OLR Bill Analysis
AN ACT CONCERNING INTERVENTION IN PERMIT PROCEEDINGS PURSUANT TO THE ENVIRONMENTAL PROTECTION ACT OF 1971.
This bill sets conditions on verified pleadings by parties seeking to intervene in a proceeding on, or judicial review of, conduct that could harm the state's natural resources. The bill (1) specifies the contents of such pleadings, (2) creates deadlines for intervention petitions, and (3) defines “judicial review” and “reviewing authority” for these purposes.
By law, any individual, the attorney general, a state agency or municipality, corporation, organization, association, or other legal entity may intervene as a party in any administrative, licensing, or other proceeding, or any judicial review of a proceeding, by filing a verified pleading asserting that the proceeding or review involves conduct that has, or likely will, unreasonably pollute, impair, or destroy the public trust in the state's natural resources.
EFFECTIVE DATE: October 1, 2013
Under the bill, a verified pleading in a proceeding under CGS § 22-19 must:
1. contain specific factual allegations setting forth the nature of the alleged unreasonable pollution, impairment, or destruction; and
2. state the material facts upon which the intervention is based in sufficient detail to allow the reviewing authority to determine, based on the pleading itself, whether the intervention implicates an issue within its jurisdiction (see BACKGROUND).

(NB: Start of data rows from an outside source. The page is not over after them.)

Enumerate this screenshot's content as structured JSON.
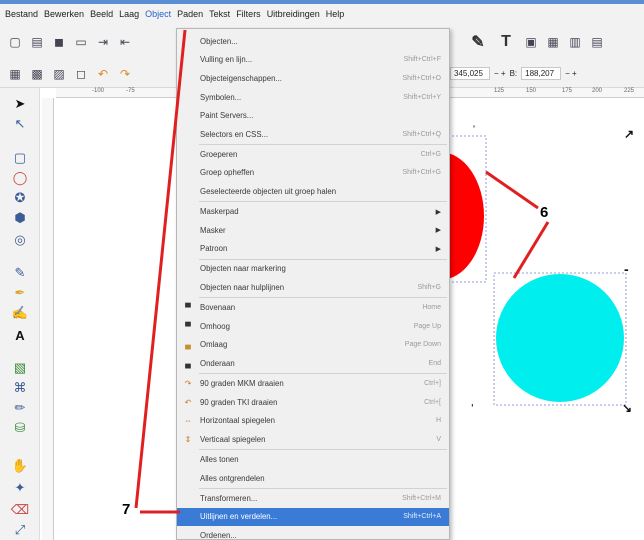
{
  "menubar": {
    "items": [
      "Bestand",
      "Bewerken",
      "Beeld",
      "Laag",
      "Object",
      "Paden",
      "Tekst",
      "Filters",
      "Uitbreidingen",
      "Help"
    ],
    "active_index": 4
  },
  "coords": {
    "x_value": "345,025",
    "x_plus_minus": "− +",
    "b_label": "B:",
    "b_value": "188,207",
    "b_plus_minus": "− +"
  },
  "ruler_ticks": [
    "-100",
    "-75",
    "125",
    "150",
    "175",
    "200",
    "225"
  ],
  "object_menu": {
    "items": [
      {
        "label": "Objecten...",
        "shortcut": "",
        "icon": ""
      },
      {
        "label": "Vulling en lijn...",
        "shortcut": "Shift+Ctrl+F",
        "icon": ""
      },
      {
        "label": "Objecteigenschappen...",
        "shortcut": "Shift+Ctrl+O",
        "icon": ""
      },
      {
        "label": "Symbolen...",
        "shortcut": "Shift+Ctrl+Y",
        "icon": ""
      },
      {
        "label": "Paint Servers...",
        "shortcut": "",
        "icon": ""
      },
      {
        "label": "Selectors en CSS...",
        "shortcut": "Shift+Ctrl+Q",
        "icon": ""
      },
      {
        "label": "Groeperen",
        "shortcut": "Ctrl+G",
        "icon": ""
      },
      {
        "label": "Groep opheffen",
        "shortcut": "Shift+Ctrl+G",
        "icon": ""
      },
      {
        "label": "Geselecteerde objecten uit groep halen",
        "shortcut": "",
        "icon": ""
      },
      {
        "label": "Maskerpad",
        "shortcut": "",
        "icon": "",
        "submenu": true
      },
      {
        "label": "Masker",
        "shortcut": "",
        "icon": "",
        "submenu": true
      },
      {
        "label": "Patroon",
        "shortcut": "",
        "icon": "",
        "submenu": true
      },
      {
        "label": "Objecten naar markering",
        "shortcut": "",
        "icon": ""
      },
      {
        "label": "Objecten naar hulplijnen",
        "shortcut": "Shift+G",
        "icon": ""
      },
      {
        "label": "Bovenaan",
        "shortcut": "Home",
        "icon": "raise-to-top-icon"
      },
      {
        "label": "Omhoog",
        "shortcut": "Page Up",
        "icon": "raise-icon"
      },
      {
        "label": "Omlaag",
        "shortcut": "Page Down",
        "icon": "lower-icon"
      },
      {
        "label": "Onderaan",
        "shortcut": "End",
        "icon": "lower-to-bottom-icon"
      },
      {
        "label": "90 graden MKM draaien",
        "shortcut": "Ctrl+]",
        "icon": "rotate-cw-icon"
      },
      {
        "label": "90 graden TKI draaien",
        "shortcut": "Ctrl+[",
        "icon": "rotate-ccw-icon"
      },
      {
        "label": "Horizontaal spiegelen",
        "shortcut": "H",
        "icon": "flip-horizontal-icon"
      },
      {
        "label": "Verticaal spiegelen",
        "shortcut": "V",
        "icon": "flip-vertical-icon"
      },
      {
        "label": "Alles tonen",
        "shortcut": "",
        "icon": ""
      },
      {
        "label": "Alles ontgrendelen",
        "shortcut": "",
        "icon": ""
      },
      {
        "label": "Transformeren...",
        "shortcut": "Shift+Ctrl+M",
        "icon": ""
      },
      {
        "label": "Uitlijnen en verdelen...",
        "shortcut": "Shift+Ctrl+A",
        "icon": "",
        "highlighted": true
      },
      {
        "label": "Ordenen...",
        "shortcut": "",
        "icon": ""
      }
    ]
  },
  "annotations": {
    "label_six": "6",
    "label_seven": "7"
  },
  "colors": {
    "red_shape": "#ff0000",
    "cyan_circle": "#00eeee",
    "annotation_line": "#e02020",
    "highlight": "#3a7bd5"
  }
}
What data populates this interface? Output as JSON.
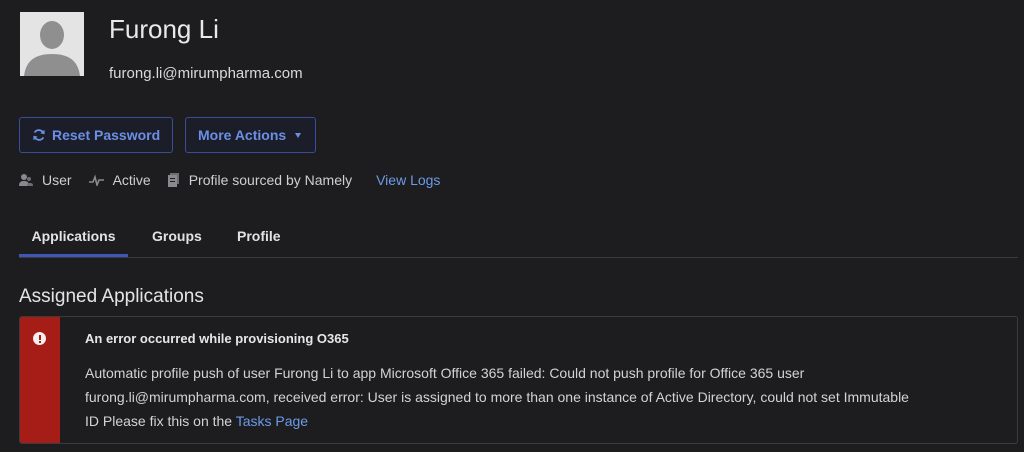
{
  "user": {
    "name": "Furong Li",
    "email": "furong.li@mirumpharma.com",
    "avatar_icon": "default-user-avatar-icon"
  },
  "actions": {
    "reset_password_label": "Reset Password",
    "reset_password_icon": "refresh-icon",
    "more_actions_label": "More Actions",
    "more_actions_icon": "caret-down-icon"
  },
  "meta": {
    "role_label": "User",
    "role_icon": "user-icon",
    "status_label": "Active",
    "status_icon": "pulse-icon",
    "source_label": "Profile sourced by Namely",
    "source_icon": "document-stack-icon",
    "view_logs_label": "View Logs"
  },
  "tabs": [
    {
      "label": "Applications",
      "active": true
    },
    {
      "label": "Groups",
      "active": false
    },
    {
      "label": "Profile",
      "active": false
    }
  ],
  "section": {
    "title": "Assigned Applications"
  },
  "error": {
    "title": "An error occurred while provisioning O365",
    "message_line1": "Automatic profile push of user Furong Li to app Microsoft Office 365 failed: Could not push profile for Office 365 user",
    "message_line2": "furong.li@mirumpharma.com, received error: User is assigned to more than one instance of Active Directory, could not set Immutable",
    "message_line3_prefix": "ID Please fix this on the",
    "link_label": "Tasks Page",
    "icon": "alert-circle-icon"
  },
  "colors": {
    "background": "#1d1d20",
    "accent": "#6c8fe6",
    "tab_underline": "#3e56b7",
    "error": "#a51d16",
    "link": "#6c9be8"
  }
}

The bill generally requires intervenors' verified pleadings in such administrative, licensing, or other proceedings to be filed in accordance with any applicable statutory deadlines for filing evidence, testimony, or legal arguments. The bill also provides that a verified pleading may be filed on the earlier of the following:
1. within 15 days after an applicant's submission of a final modified application to the reviewing authority, or
2. before a reviewing authority issues a decision on an application.
Intervenors in a judicial review proceeding must file verified pleadings according to any applicable filing deadlines.
For the purposes of this statute, the bill defines:
1. “judicial review” as an appeal of decision resulting from an administrative, licensing, or other proceeding that is made by a party to the original proceeding or an aggrieved person; and
2. “reviewing authority” as the board, commission, or other decision-making authority in an administrative, licensing, or other proceeding, or the court in a judicial review proceeding.
Nizzardo v. State Traffic Commission
In 2002 the Connecticut Supreme Court held that verified pleadings made pursuant to CGS § 22a-19 “must contain specific factual allegations setting forth the environmental issue that the intervenor intends to raise” (Nizzardo v. State Traffic Commission, 259 Conn. 131, 164-165 (2002)). In addition, it found that intervenors may only raise environmental concerns that are within the jurisdiction of the authority conducting the proceeding. It held “the facts contained [in a verified pleading] should be sufficient to allow the agency to determine from the face of the petition whether the intervention implicates an issue within the agency's jurisdiction” (Id.).
Planning and Development Committee
Joint Favorable Substitute